Peabody Fossil Hunter

Friday, July 15

In Uncategorized on July 16, 2011 at 2:20 am

Seven people, two sites, eight shovels, six pickaxes, five army backpacks, and 20 gnat-fighting car scent cards.

Over the past two weeks, we’ve done a lot—carved up the sloping “humps” of Camel Butte, crawled and shoveled the surface of Hoff Ranch, inspected anthills, battled ticks and gnats, and trapped a dozen horny toads.

We packed away about 130 gallons of dirt from the sites–enough to fill an aquarium built to house a Catshark–and spent about 100 hours collectively picking through it with tweezers and dental tools. We took 44 soil samples for pollen dating, and found about 40 hatched rattlesnake eggs.

In the end, our tray of findings represents a hefty slice of Cretaceous-Tertiary riverine taxa: crocodiles, lizards, garfish, turtles, champsosaurs, and most importantly, mammals–15 jaw fragments and a handful of teeth from condylarths and multituberculates.

One of three trays of finds.

Most of the material will go back to the Peabody Museum to be catalogued and researched. The pollen sample results will take a few months.Peabody Curator of Vertebrate Paleontology Eric Sargis will take the mammal finds with him to New Haven, each one wrapped in tissue and placed in individual boxes.

For two weeks, it’s been a success. Tomorrow, we’ll drive back to Rapid City, South Dakota and part ways until the fall.

Descending Camel Butte.
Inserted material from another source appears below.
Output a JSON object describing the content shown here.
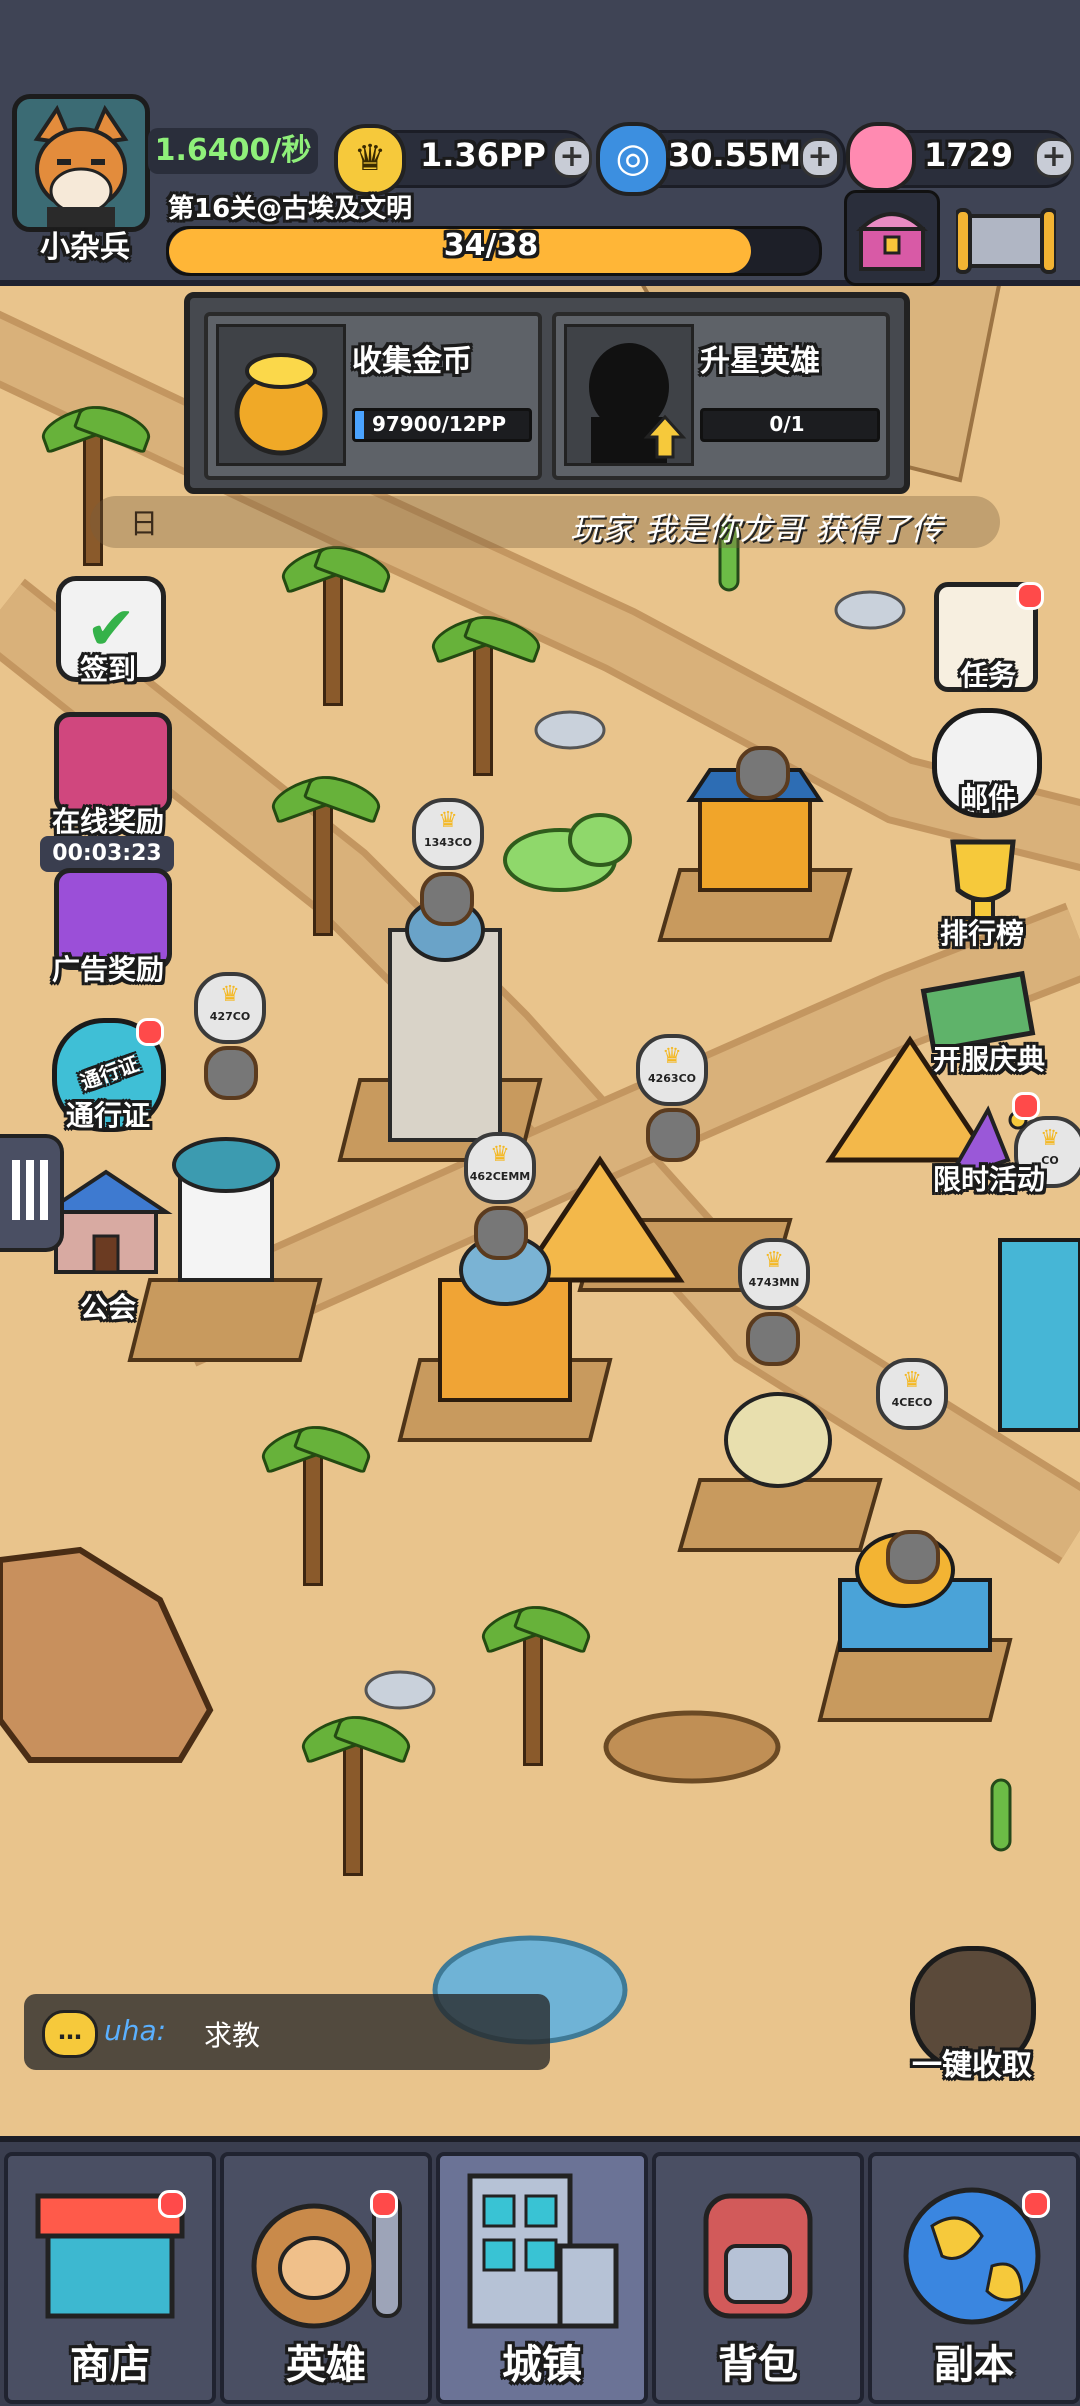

Thursday, July 14

In Uncategorized on July 14, 2011 at 11:35 pm

Yesterday, the Camel Butte crew battled strong winds that kept the gnats away but made even standing still a challenge. Cutting into the side of the slopes, the dirt blew horizontally out to the grasslands as soon as it hit the screens. We emerged with 25 gallons of matrix, and a few dirt unibrows.
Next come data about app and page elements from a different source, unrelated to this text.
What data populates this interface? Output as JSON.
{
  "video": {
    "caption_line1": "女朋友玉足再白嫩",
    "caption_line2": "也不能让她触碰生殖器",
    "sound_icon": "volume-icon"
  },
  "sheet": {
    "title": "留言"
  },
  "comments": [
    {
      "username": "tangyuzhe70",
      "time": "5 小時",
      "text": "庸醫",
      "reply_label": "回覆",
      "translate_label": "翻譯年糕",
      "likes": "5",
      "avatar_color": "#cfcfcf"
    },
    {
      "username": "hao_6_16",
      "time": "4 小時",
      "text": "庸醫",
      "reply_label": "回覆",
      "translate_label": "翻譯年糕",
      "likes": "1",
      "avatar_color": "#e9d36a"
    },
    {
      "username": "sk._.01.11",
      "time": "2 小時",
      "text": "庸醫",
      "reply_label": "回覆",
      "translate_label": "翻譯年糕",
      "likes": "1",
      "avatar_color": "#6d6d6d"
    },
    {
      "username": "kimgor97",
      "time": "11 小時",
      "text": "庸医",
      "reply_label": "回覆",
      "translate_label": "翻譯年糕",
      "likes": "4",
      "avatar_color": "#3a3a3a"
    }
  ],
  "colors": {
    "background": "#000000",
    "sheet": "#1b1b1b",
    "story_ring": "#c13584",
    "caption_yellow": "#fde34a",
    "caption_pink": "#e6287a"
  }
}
By the end of the windy day, Anthropology major Greg Mittl had a dirt beard.

Today, heat was the challenge. We spent the day in two groups again, one collecting more matrix at Camel Butte and the other at Hoff Ranch prospecting for more mammal jaws. We also dug two trenches, which will allow geologist Antoine Bercovici to generate a timeline “anchoring” a few key fossil finds in the stratigraphic column.

Tuesday, July 12

In Uncategorized on July 13, 2011 at 1:27 pm

Read about Yale Geology graduate student Tyler Lyson’s recent research in Science, Nature, and ABC. Last year, he found a Ceratops’ brow horn at Camel Butte, a find supporting that the asteroid impact caused the extinction of non-avian dinosaurs.